Lose Too Many Elections? Change the Rules!
Remember last year when we in the U.S. exercised our most precious franchise and reelected Barack Obama? Yeah, that was a good day. But it could have easily gone the other way.
There is a plan floating around out there that would give epically gerrymandered congressional districts even more potency: allocate electoral votes by district instead of the state as a whole. This may not sound like much, but it could be a big deal. For example, if Pennsylvania had this system in place for the 2008, instead of Obama taking all 21 electoral votes, he would have received 11, despite having won the state by 10 points. And it has the endorsement of Reince Priebus.
Republicans are in a unique position to make headway with such a plan nationally because Wisconsin and other key states that have gone to the Democratic presidential candidate in recent elections are currently controlled by Republicans at the state level. The change would give Republicans a chance to claim some of those states’ electoral votes.
“I think it’s something that a lot of states that have been consistently blue that are fully controlled red ought to be looking at,” Priebus said of the plan to change how electoral votes are granted.
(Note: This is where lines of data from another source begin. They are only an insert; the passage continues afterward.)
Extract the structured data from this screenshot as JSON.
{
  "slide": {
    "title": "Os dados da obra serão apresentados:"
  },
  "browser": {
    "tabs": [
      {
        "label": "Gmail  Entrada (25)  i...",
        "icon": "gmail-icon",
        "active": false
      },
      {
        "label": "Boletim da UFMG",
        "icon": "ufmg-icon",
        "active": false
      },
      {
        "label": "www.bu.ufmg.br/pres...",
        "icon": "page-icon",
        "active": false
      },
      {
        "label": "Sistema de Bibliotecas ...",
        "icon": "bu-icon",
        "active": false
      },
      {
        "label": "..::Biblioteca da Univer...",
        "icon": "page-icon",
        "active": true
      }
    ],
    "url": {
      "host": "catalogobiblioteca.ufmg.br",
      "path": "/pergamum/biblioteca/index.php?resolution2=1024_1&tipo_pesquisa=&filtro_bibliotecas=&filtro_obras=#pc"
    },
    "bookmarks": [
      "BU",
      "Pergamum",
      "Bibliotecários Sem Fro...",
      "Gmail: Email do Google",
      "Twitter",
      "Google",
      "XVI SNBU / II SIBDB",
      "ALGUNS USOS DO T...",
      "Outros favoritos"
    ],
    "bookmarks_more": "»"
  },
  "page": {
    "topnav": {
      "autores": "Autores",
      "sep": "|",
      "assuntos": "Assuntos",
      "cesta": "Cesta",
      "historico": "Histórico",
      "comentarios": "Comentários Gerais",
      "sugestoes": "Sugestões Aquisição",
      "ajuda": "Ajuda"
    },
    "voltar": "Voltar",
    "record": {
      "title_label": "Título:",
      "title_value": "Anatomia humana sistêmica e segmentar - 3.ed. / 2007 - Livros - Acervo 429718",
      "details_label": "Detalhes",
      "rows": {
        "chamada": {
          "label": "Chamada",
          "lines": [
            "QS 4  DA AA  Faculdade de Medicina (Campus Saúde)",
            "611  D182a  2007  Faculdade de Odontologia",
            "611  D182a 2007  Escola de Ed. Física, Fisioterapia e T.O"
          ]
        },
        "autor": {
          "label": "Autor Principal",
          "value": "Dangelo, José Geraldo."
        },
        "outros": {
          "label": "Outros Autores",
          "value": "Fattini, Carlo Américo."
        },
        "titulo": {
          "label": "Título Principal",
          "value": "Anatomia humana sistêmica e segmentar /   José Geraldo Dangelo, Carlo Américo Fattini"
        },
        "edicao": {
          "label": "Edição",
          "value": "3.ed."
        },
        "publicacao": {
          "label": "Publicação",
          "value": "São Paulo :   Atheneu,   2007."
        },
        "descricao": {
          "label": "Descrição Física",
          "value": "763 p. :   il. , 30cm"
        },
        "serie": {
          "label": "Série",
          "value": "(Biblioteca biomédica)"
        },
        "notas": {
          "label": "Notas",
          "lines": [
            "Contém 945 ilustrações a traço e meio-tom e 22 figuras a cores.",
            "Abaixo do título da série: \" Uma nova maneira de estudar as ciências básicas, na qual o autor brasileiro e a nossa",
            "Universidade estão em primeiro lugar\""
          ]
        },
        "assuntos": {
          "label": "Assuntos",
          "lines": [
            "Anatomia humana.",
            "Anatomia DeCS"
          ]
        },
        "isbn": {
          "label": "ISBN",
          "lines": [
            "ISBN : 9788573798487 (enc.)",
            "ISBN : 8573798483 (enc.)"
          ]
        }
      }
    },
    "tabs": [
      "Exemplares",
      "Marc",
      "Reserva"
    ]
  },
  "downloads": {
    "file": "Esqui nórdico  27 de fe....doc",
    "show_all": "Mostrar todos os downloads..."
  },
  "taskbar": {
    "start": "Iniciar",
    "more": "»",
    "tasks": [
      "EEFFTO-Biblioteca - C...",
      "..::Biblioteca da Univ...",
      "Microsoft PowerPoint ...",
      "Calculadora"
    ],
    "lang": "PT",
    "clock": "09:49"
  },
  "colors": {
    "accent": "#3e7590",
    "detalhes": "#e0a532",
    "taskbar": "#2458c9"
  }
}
Such a system “gives more local control” to the states, he argued.
Local control my eye! This is a power grab, plain and simple. This type of system is used by both Maine and Nebraska, so it’s not unheard of or inherently bad. But the cynicism is palpable. And gross.
Look, I know politics will be politics and a lot of people look upon it as a game. A game that can make a few people very rich and powerful, but a game all the same. The problem is that it isn’t game. It’s real life to millions of people. Elections matter. In another time the recent presidential election losses by the GOP would prompt some soul-searching. Like, maybe winning white people isn’t enough anymore. Maybe you should stop speaking about women like we are endowed with cryptic female choice. Maybe steps toward ensuring universal access to health care isn’t the sign of the apocalypse. Maybe it’s time to compromise. Maybe.
I’m not going to pretend that I don’t have a stake in this fight. (I’ve already admitted that I’m totes happy about Obama’s reelection.) However, this move is unseemly no matter what party you talk about. It’s not better when you replace Republicans with Democrats. It’s shifty and underhanded, and it betrays the real goal of elections. Win at all costs. We deserve better than that.
Image credit: Tobyotter